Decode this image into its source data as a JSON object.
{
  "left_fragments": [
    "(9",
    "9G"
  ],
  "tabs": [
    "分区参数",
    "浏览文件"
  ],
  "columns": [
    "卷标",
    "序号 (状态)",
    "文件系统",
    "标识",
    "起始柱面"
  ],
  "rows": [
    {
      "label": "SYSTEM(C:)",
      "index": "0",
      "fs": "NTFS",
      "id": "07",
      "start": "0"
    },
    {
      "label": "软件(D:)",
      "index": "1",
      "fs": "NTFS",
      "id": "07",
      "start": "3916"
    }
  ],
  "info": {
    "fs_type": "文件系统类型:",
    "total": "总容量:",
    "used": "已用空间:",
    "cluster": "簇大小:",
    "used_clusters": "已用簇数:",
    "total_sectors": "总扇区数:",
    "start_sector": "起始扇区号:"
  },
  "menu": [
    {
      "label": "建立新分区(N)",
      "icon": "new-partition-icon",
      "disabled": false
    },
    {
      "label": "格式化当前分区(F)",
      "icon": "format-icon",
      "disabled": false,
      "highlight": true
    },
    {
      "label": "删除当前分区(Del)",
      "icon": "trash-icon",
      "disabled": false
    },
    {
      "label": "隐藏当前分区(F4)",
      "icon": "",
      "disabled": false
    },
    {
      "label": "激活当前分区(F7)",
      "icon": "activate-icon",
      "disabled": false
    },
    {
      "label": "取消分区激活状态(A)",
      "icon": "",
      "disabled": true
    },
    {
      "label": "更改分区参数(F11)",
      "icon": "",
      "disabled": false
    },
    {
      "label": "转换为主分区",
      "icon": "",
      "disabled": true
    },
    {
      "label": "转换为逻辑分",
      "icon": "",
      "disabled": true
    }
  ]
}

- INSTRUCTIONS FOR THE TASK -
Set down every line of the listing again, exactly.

- EXERCISE ANSWER -
Decode this image into its source data as a JSON object.
{
  "left_fragments": [
    "(9",
    "9G"
  ],
  "tabs": [
    "分区参数",
    "浏览文件"
  ],
  "columns": [
    "卷标",
    "序号 (状态)",
    "文件系统",
    "标识",
    "起始柱面"
  ],
  "rows": [
    {
      "label": "SYSTEM(C:)",
      "index": "0",
      "fs": "NTFS",
      "id": "07",
      "start": "0"
    },
    {
      "label": "软件(D:)",
      "index": "1",
      "fs": "NTFS",
      "id": "07",
      "start": "3916"
    }
  ],
  "info": {
    "fs_type": "文件系统类型:",
    "total": "总容量:",
    "used": "已用空间:",
    "cluster": "簇大小:",
    "used_clusters": "已用簇数:",
    "total_sectors": "总扇区数:",
    "start_sector": "起始扇区号:"
  },
  "menu": [
    {
      "label": "建立新分区(N)",
      "icon": "new-partition-icon",
      "disabled": false
    },
    {
      "label": "格式化当前分区(F)",
      "icon": "format-icon",
      "disabled": false,
      "highlight": true
    },
    {
      "label": "删除当前分区(Del)",
      "icon": "trash-icon",
      "disabled": false
    },
    {
      "label": "隐藏当前分区(F4)",
      "icon": "",
      "disabled": false
    },
    {
      "label": "激活当前分区(F7)",
      "icon": "activate-icon",
      "disabled": false
    },
    {
      "label": "取消分区激活状态(A)",
      "icon": "",
      "disabled": true
    },
    {
      "label": "更改分区参数(F11)",
      "icon": "",
      "disabled": false
    },
    {
      "label": "转换为主分区",
      "icon": "",
      "disabled": true
    },
    {
      "label": "转换为逻辑分",
      "icon": "",
      "disabled": true
    }
  ]
}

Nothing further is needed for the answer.